**Assignment**
Reproduce each line from the records that holds "context".

**The records**
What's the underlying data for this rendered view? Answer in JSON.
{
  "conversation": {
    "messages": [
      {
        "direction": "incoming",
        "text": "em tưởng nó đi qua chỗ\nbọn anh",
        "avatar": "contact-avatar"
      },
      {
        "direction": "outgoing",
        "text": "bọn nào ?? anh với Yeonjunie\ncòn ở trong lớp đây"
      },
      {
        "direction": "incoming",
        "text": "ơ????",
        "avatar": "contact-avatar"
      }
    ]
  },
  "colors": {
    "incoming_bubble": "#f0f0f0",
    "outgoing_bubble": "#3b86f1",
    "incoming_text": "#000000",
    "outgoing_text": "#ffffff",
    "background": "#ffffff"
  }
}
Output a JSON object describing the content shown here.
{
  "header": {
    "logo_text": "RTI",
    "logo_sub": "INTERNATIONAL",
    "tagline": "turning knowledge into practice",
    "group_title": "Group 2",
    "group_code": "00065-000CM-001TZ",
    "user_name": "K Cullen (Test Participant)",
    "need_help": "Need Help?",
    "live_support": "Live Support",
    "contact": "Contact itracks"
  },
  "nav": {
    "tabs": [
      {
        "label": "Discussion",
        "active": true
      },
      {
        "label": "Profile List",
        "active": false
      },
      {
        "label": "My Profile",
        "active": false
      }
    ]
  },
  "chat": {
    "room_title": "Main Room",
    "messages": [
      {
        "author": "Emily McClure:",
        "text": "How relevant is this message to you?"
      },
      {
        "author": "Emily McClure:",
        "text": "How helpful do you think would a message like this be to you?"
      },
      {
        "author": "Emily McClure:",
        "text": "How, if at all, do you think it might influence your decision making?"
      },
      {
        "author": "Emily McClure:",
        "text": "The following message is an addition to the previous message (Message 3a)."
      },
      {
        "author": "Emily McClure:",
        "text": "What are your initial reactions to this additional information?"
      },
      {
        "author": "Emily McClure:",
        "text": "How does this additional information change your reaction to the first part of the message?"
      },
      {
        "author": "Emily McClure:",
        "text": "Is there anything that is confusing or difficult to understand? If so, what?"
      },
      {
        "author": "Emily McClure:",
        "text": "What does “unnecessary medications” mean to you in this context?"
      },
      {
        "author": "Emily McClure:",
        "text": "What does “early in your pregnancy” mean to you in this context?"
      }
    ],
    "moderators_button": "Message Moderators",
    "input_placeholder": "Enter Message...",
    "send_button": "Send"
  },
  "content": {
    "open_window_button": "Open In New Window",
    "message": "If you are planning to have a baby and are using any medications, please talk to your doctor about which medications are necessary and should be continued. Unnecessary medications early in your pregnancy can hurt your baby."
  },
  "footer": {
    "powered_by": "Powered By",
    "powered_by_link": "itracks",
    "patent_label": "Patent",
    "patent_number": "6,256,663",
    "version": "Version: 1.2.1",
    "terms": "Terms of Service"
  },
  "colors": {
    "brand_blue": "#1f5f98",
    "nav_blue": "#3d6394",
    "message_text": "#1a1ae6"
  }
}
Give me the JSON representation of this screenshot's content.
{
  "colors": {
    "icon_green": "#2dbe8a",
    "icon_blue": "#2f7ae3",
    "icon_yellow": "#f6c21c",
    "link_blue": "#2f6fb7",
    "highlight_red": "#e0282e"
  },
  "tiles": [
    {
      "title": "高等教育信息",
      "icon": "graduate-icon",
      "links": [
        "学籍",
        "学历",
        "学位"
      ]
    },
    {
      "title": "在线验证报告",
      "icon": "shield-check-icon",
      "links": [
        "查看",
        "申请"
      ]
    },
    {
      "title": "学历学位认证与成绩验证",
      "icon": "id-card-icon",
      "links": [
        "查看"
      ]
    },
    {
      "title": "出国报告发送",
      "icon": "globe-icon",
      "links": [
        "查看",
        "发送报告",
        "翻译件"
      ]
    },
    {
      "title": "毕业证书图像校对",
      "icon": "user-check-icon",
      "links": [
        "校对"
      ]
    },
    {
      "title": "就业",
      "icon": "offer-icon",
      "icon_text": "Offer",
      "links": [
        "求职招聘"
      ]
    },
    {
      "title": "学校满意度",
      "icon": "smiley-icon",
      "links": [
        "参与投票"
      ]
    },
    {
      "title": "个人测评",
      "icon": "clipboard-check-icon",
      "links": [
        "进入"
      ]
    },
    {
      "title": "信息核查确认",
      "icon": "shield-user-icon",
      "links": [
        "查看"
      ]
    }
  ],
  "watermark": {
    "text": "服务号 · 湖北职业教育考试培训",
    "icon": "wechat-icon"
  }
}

**Result of the task**
        "text": "What does “unnecessary medications” mean to you in this context?"
        "text": "What does “early in your pregnancy” mean to you in this context?"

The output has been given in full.